|Members of Parliament, after hearing evidence Tuesday that organizations need more funding to deal with UK’s problem gamblers, want the gaming industry to increase their contributions toward the cause. |
MPs show concern that without a compulsory levy, funding for needed support services may not be available.
Director Paul Bellringer of Gamcare - a charity that provides education and counselling to problem gamblers - estimates 3.5 million people are adversely affected by gambling.
Figures published today in its ‘Care Services Report ‘ for 2001 show the most popular places to gamble are still traditional venues such as arcades, betting offices and the pub but Internet gambling is also beginning to appear.
Improved data collection has enabled GamCare to establish that over 40,000 calls to the Line were attempted last year, yet only a quarter of those were effectively connected to the service.
Paul Bellringer, GamCare’s Director, said: “The charity urgently needs more resources to staff more lines for longer hours so that everyone who wants help can get it.”
Bishop of Blackburn, Alan Chester, warned that there is a need for 'a much tougher approach to ensure that responsibility properly rests with those who provide the gaming facilities and not with charitable bodies.'
But some gaming executives believe there is no need for a statutory levy. The British Casino Association highlighted the creation of a Gambling Industry Charitable Trust that has raised over $1million toward gambling-problem efforts.

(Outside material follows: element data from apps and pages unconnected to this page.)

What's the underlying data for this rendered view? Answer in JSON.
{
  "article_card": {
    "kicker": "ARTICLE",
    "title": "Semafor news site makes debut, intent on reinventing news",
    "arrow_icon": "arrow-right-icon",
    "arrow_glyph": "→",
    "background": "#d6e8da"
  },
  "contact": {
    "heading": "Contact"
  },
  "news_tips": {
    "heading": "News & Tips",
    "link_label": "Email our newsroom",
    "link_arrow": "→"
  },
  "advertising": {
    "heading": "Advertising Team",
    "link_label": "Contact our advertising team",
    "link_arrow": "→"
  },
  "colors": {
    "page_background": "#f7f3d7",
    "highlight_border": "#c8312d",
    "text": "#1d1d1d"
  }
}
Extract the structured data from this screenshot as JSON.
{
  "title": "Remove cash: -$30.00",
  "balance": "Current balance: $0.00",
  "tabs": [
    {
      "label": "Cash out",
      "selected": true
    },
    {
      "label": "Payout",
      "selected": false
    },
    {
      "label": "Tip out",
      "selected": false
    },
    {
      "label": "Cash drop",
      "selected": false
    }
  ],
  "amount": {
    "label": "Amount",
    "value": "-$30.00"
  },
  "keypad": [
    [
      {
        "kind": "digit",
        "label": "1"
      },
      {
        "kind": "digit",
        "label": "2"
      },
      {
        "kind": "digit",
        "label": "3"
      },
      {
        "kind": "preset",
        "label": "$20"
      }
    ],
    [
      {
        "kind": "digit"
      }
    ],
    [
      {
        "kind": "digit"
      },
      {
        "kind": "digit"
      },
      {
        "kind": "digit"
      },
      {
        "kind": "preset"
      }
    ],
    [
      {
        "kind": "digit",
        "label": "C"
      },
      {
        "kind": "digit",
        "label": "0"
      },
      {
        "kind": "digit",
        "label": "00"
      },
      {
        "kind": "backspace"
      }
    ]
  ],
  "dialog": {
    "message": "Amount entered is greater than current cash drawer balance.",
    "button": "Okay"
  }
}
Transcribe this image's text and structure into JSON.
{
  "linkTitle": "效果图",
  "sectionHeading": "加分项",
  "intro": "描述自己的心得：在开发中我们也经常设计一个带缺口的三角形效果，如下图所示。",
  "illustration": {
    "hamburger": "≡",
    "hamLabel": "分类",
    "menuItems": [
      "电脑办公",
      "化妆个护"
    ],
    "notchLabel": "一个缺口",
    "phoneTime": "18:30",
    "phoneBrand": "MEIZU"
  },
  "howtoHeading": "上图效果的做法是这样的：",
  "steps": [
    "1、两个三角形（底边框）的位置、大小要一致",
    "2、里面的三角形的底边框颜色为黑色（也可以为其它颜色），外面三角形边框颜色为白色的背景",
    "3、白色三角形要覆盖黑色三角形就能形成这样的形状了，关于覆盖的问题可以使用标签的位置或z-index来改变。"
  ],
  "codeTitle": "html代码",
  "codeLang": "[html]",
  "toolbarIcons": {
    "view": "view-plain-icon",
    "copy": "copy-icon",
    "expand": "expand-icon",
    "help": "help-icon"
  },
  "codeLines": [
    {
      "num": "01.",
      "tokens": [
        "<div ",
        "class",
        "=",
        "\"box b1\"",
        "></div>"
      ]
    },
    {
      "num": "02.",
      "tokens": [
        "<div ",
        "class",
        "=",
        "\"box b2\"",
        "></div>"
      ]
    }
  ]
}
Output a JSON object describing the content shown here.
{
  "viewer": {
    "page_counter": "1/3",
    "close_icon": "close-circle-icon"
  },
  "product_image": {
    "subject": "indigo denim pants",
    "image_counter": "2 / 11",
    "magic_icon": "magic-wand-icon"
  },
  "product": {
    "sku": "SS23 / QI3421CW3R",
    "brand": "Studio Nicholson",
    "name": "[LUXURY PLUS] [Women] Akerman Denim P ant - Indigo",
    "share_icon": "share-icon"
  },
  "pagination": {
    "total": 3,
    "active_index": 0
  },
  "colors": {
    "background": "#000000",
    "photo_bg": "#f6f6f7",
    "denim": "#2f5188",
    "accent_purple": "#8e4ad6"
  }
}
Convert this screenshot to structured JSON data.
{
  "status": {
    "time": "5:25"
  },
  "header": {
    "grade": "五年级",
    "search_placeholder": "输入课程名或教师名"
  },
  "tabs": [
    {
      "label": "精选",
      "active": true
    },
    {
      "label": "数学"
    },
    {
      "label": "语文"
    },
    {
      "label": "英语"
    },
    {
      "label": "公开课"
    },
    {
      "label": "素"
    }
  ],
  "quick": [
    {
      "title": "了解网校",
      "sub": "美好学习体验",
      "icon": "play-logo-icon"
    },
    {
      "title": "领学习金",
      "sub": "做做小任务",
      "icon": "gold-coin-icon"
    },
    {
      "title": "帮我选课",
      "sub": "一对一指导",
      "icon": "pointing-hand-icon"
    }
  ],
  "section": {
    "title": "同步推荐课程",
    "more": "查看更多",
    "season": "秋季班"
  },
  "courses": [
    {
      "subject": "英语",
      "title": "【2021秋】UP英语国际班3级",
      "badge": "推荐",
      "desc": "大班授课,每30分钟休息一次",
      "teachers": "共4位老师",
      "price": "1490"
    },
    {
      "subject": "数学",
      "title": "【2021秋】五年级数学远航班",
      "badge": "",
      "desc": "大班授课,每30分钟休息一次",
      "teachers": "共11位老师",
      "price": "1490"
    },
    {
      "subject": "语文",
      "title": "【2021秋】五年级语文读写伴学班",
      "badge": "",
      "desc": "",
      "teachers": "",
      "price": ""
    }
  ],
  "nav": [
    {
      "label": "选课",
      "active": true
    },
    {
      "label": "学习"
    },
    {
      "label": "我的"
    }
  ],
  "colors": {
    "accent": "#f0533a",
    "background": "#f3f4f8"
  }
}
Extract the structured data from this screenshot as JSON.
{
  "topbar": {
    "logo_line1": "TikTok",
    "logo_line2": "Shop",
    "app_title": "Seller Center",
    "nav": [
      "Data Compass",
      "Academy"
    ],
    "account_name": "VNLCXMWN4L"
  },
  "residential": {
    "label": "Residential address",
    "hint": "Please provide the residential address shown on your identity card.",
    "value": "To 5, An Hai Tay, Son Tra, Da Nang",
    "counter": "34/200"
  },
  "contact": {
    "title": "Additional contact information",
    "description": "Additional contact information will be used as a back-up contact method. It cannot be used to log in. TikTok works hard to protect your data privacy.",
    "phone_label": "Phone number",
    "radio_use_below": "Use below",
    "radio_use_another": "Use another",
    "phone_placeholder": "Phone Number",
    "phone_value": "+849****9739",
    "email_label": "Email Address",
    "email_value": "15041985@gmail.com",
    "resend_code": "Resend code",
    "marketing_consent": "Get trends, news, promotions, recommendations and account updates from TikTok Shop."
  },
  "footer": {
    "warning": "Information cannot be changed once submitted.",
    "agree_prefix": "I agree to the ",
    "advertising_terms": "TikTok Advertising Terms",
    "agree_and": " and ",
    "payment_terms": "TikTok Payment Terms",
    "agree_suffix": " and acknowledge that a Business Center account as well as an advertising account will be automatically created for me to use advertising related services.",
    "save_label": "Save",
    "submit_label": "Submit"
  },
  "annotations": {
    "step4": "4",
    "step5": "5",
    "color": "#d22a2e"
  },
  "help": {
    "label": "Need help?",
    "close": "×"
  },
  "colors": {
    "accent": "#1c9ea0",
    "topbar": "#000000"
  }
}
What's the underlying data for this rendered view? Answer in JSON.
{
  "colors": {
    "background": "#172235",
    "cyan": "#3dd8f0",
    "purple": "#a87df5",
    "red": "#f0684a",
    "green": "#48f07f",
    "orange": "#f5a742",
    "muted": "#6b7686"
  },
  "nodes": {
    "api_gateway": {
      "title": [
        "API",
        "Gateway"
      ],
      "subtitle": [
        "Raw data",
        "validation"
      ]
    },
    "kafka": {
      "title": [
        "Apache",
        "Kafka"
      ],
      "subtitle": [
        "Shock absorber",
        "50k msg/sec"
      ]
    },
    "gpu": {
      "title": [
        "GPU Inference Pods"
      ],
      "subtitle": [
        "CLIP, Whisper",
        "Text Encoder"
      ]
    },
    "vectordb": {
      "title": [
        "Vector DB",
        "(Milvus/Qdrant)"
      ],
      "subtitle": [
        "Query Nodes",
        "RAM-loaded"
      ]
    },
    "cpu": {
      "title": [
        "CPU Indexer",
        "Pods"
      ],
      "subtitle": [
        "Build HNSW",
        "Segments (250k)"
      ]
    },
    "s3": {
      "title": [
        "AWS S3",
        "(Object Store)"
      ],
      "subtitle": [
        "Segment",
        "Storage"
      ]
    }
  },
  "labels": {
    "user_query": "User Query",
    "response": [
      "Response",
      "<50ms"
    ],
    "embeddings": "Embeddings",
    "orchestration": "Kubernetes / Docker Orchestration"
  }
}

At the end of counselling Gamcare found that the number of people who had stopped or brought their problem under control stood at an impressive 81% and even 6-12 months later 62% remained gambling free.